Authorities along the Kenya-Uganda border are roping in business groups run by women in a campaign meant to make official border points attractive to traders and dissuade them from using illegal crossings.
This, they hope, will tame smuggling of banned or fake goods and raise avenues to collect more tax from traders using the revamped Busia One-Stop Border Post, the Malaba crossing and other border points under renovation.
During the cross-border women traders’ conference facilitated by Trademark East Africa in collaboration with State department for Gender held at Itoya Hotel in Busia Wednesday, it was revealed that women, who are among key stakeholders in cross-border trade, have been avoiding regular borders out of fear of harassment.
In the process, they deny the two countries the much sought after revenue.
Most of the women who took part in the event that brought together participants from Kenya and Uganda admitted to having used illegal crossings to avoid what they termed as “punitive taxes” and harassment by customs officials and security officers at the border.
The move has given rise to smuggling of items such as imported rice, sugar, banned cosmetics, cigarettes, alcohol, bottled water and other foodstuffs.
Florence Atieno, the national chairperson of cross-border women traders sacco, disclosed that many small scale women traders are still facing numerous challenges while doing business across the borders due to lack of information.
The challenges include sexual harassment, corruption, loss of stock and illegal levies form customs officials.
“Most of them are using ungazetted routes to sneak in goods at high fees yet when they use designated crossings they will be charged very little and save a lot.
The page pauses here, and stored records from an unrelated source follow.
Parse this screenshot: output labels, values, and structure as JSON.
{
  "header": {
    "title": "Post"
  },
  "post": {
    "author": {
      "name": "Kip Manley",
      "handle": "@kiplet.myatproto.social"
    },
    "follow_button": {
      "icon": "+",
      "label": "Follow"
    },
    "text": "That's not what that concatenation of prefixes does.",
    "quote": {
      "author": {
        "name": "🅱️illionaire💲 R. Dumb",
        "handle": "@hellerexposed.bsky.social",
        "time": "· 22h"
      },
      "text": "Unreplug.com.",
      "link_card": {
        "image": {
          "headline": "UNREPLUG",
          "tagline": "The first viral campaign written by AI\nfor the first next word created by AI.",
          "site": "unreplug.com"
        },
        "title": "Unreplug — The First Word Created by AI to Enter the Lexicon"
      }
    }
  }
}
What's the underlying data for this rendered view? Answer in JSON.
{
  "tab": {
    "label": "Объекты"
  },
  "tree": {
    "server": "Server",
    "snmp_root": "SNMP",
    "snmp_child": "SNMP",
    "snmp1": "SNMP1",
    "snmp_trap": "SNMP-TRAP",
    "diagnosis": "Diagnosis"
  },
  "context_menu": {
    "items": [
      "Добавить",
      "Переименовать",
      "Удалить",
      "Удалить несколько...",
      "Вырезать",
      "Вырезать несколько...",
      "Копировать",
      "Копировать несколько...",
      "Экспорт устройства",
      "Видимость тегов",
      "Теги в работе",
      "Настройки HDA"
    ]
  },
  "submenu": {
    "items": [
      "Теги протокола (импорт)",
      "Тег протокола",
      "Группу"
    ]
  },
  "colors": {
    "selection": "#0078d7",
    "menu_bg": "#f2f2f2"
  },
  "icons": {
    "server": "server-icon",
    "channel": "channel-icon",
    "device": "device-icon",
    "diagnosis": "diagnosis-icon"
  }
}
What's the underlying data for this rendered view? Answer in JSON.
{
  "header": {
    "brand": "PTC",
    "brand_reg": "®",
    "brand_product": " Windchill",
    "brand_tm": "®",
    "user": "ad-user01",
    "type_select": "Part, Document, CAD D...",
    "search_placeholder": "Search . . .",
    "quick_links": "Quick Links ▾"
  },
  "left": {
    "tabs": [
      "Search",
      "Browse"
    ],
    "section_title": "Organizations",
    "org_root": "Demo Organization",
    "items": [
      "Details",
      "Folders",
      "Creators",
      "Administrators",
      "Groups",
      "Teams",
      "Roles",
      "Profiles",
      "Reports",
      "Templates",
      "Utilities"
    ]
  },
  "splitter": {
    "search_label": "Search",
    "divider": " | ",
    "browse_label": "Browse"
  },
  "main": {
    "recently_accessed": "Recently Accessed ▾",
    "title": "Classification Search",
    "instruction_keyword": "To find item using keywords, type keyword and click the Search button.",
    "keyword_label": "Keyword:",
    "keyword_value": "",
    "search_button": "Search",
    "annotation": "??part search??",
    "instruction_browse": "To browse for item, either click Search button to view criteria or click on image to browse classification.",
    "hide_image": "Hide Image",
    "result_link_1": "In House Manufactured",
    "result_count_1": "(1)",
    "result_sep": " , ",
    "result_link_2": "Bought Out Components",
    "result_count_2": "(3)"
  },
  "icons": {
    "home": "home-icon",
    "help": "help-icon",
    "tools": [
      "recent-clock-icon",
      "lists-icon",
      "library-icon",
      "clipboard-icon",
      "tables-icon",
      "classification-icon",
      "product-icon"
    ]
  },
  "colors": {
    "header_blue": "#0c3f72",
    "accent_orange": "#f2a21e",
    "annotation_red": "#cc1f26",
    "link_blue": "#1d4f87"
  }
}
This happens because they have not been sensitised on their rights,” said Ms Atieno.
She added that many women are yet to embrace the trade information desk – a one-stop resource centre – on cross-border trade.
“We urge women to pass by the desk and familiarise themselves with goods they are about to purchase from either side of the border, taxes they will attract and levies charged so that they don’t incur unnecessary losses,” she said.
Edna Mudibo, the secretary of Busia Women Cross-Border Sacco, expressed concern over the low exchange rates for the new notes which have made Ugandan money changers take advantage of the scenario to fleece Kenyans by reducing exchange rates, especially for new traders.
“The Kenya shilling has depreciated and is trading at 32 units from 37. We urge the government to increase circulation of the new currency to restore its unit value against the Uganda shilling,” she said.
She also urged the state to harmonise tax regimes to save Kenyan traders from cheaper Ugandan goods.
Busia Deputy Governor Moses Mulomi, who graced the event, said the planned Sh60 million cross-border market and the Sh500m Jumuiya market, once complete, will boost fish trade in the region.
“We want these facilities to be one-stop trading centres and turn the region into the Dubai of East Africa,” said Mr Mulomi.
Last year, Uganda State Minister for East African Community Julius Wandera said the EAC is currently developing a framework on cross-border security with the aim of guiding member states and stakeholders on the implementation of collective measures to promote peace, security and stability of the community.
Already, the EAC has adopted the protocol on peace and security.
“EAC has developed a consultative dialogue framework for the engagement of the CSOs, private sector and other interest groups to ensure involvement of all key stakeholders in integration,” he said.
“We have already passed a number of regulations including gender equality and development bill that recognises the role of women in development and especially trade.”
Already, border managers have introduced single certificates of origin for traders who wish to import goods worth Sh200,000 from member states.
The OSBP (one-stop border post programme) was meant to expedite free movement of goods and services across the border with the regulations enacted to cushion East African member states from suffocating under a well-organised cartel of counterfeits industry who have engineered losses in revenue to governments as well as risked the lives of citizens.
Apart from trade challenges, the region continues to face some common cross-border threats including terrorism, human and drug trafficking, illegal immigration, counterfeits, crude spirits and piracy, proliferation of small arms and weapons and cattle rustling among others.